### What is being asked
Copy out the entire listing, keeping each line exactly as it is.
══ Source records ══
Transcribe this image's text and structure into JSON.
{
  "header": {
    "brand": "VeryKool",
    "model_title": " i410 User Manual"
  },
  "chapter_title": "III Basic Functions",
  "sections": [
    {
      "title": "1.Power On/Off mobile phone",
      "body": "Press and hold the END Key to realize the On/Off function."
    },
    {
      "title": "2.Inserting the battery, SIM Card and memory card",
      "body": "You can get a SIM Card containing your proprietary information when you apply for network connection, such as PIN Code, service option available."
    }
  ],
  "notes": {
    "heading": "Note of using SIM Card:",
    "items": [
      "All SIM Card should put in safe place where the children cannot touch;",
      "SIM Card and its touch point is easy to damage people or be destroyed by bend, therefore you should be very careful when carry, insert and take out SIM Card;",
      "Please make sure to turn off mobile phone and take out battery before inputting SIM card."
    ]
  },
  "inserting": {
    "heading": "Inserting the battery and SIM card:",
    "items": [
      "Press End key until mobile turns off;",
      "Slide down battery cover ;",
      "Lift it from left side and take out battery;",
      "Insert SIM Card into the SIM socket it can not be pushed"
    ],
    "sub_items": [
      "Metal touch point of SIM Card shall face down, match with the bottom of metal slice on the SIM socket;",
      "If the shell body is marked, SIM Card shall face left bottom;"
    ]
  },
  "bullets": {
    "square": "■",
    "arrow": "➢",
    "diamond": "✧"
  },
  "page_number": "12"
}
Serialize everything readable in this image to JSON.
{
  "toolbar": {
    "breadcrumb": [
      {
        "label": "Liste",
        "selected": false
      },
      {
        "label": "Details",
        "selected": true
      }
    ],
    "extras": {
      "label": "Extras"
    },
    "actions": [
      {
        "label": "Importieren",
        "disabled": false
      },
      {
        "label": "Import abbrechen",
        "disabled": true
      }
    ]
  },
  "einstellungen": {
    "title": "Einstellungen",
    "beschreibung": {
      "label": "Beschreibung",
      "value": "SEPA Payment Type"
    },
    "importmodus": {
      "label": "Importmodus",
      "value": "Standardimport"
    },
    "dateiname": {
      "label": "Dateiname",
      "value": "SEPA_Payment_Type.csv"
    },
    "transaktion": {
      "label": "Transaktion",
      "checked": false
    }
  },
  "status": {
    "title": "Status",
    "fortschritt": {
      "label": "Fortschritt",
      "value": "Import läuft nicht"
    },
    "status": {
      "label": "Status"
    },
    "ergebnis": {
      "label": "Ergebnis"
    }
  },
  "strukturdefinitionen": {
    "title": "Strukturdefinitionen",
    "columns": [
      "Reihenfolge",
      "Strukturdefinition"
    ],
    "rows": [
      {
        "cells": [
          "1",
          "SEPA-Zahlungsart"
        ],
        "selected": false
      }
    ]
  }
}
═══
### Response
Transcribe this image's text and structure into JSON.
{
  "header": {
    "brand": "VeryKool",
    "model_title": " i410 User Manual"
  },
  "chapter_title": "III Basic Functions",
  "sections": [
    {
      "title": "1.Power On/Off mobile phone",
      "body": "Press and hold the END Key to realize the On/Off function."
    },
    {
      "title": "2.Inserting the battery, SIM Card and memory card",
      "body": "You can get a SIM Card containing your proprietary information when you apply for network connection, such as PIN Code, service option available."
    }
  ],
  "notes": {
    "heading": "Note of using SIM Card:",
    "items": [
      "All SIM Card should put in safe place where the children cannot touch;",
      "SIM Card and its touch point is easy to damage people or be destroyed by bend, therefore you should be very careful when carry, insert and take out SIM Card;",
      "Please make sure to turn off mobile phone and take out battery before inputting SIM card."
    ]
  },
  "inserting": {
    "heading": "Inserting the battery and SIM card:",
    "items": [
      "Press End key until mobile turns off;",
      "Slide down battery cover ;",
      "Lift it from left side and take out battery;",
      "Insert SIM Card into the SIM socket it can not be pushed"
    ],
    "sub_items": [
      "Metal touch point of SIM Card shall face down, match with the bottom of metal slice on the SIM socket;",
      "If the shell body is marked, SIM Card shall face left bottom;"
    ]
  },
  "bullets": {
    "square": "■",
    "arrow": "➢",
    "diamond": "✧"
  },
  "page_number": "12"
}
Serialize everything readable in this image to JSON.
{
  "toolbar": {
    "breadcrumb": [
      {
        "label": "Liste",
        "selected": false
      },
      {
        "label": "Details",
        "selected": true
      }
    ],
    "extras": {
      "label": "Extras"
    },
    "actions": [
      {
        "label": "Importieren",
        "disabled": false
      },
      {
        "label": "Import abbrechen",
        "disabled": true
      }
    ]
  },
  "einstellungen": {
    "title": "Einstellungen",
    "beschreibung": {
      "label": "Beschreibung",
      "value": "SEPA Payment Type"
    },
    "importmodus": {
      "label": "Importmodus",
      "value": "Standardimport"
    },
    "dateiname": {
      "label": "Dateiname",
      "value": "SEPA_Payment_Type.csv"
    },
    "transaktion": {
      "label": "Transaktion",
      "checked": false
    }
  },
  "status": {
    "title": "Status",
    "fortschritt": {
      "label": "Fortschritt",
      "value": "Import läuft nicht"
    },
    "status": {
      "label": "Status"
    },
    "ergebnis": {
      "label": "Ergebnis"
    }
  },
  "strukturdefinitionen": {
    "title": "Strukturdefinitionen",
    "columns": [
      "Reihenfolge",
      "Strukturdefinition"
    ],
    "rows": [
      {
        "cells": [
          "1",
          "SEPA-Zahlungsart"
        ],
        "selected": false
      }
    ]
  }
}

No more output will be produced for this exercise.